  25. Opportunities for discussion about end-of-life issues • Significant life events – marriage, birth, death of a loved one, retirement, birthdays, etc. • While drawing up a will or other estate/financial planning • Before and after annual physicals, particularly when the patient has one or more chronic conditions

  26. The role of the physician • Explaining and informing on the illness/disease process – to pt and proxy • Discussion of pain management options • Learning the patient’s views on quality of life, role of spirituality/religion • Working out the details of how the plans will be carried out • Education and discussion on hospice and palliative care

  27. Ethics consult case – MR C • 53 yo with ESRD, schizophrenia, admitted with shortness of breath • Dx’d renal failure, fluid overload, recommend dialysis • Pt refuses dialysis, but wants to be a “full code” • Pt’s family wants him to receive dialysis

  28. Ethics consult case – Mr C • Pt found to have decisional capacity by psychiatry consult team, schizophrenia not an issue in this decision • Renal Clinic note found indicating patient did not want dialysis in any situation, but did want to be full code otherwise • Further discussions with patient revealed he did not want to die “choking for air,” but would be DNR if sxs treated
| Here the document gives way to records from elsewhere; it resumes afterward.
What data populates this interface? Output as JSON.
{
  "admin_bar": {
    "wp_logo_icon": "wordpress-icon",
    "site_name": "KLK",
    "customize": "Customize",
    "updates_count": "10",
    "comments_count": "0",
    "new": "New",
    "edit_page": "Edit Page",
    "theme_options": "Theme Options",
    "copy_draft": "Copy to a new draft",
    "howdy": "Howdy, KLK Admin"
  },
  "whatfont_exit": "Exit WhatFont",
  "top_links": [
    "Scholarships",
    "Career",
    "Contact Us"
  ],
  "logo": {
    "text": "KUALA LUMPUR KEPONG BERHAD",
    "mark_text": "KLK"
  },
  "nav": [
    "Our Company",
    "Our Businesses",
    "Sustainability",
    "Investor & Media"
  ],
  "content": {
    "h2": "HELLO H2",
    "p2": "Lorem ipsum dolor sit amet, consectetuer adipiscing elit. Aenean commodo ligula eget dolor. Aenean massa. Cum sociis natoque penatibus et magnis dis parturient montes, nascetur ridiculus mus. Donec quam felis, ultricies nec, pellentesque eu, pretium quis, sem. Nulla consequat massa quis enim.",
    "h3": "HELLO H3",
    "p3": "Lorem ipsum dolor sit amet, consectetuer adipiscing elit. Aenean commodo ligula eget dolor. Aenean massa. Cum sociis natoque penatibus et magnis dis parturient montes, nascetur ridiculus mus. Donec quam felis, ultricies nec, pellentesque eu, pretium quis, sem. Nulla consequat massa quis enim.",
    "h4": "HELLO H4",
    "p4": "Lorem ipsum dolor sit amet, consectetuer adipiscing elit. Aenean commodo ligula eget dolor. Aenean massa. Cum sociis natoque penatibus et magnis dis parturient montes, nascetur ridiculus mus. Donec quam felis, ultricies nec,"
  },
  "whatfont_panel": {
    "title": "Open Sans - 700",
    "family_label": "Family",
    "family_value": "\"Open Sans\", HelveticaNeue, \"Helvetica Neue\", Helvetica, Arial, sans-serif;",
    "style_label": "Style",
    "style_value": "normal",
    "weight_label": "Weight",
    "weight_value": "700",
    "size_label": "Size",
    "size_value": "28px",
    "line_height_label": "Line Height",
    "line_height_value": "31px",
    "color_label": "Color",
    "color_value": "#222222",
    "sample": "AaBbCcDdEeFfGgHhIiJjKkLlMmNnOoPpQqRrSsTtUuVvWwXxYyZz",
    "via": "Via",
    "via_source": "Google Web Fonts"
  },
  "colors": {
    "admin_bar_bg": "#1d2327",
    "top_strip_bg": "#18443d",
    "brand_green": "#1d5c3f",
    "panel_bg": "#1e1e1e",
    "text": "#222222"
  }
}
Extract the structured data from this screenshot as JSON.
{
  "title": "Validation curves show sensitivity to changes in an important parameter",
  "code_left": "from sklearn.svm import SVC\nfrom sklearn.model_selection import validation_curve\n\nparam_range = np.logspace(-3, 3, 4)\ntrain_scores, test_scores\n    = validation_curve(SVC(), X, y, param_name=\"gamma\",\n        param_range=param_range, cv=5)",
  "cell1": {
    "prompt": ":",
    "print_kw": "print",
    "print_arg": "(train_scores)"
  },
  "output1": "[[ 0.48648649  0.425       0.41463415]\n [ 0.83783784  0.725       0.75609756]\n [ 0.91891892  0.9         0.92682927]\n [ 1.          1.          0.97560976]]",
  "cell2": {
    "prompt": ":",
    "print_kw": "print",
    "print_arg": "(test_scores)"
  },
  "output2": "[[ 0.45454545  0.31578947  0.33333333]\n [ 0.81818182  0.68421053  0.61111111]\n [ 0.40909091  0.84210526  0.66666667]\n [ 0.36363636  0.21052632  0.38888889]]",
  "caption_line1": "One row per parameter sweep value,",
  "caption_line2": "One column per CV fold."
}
  29. Ethics Consult case - CG • 69 yo with ALS (amyotrophic lateral sclerosis) • AD appoints daughter as POA for healthcare and specifies durable DNR • CG plans to die at home with hospice care, but is in a rehab center for a one week stay to get mobility equipment and training for family • Falls from his wheelchair, admitted to ED short of breath, dx’d with pneumothorax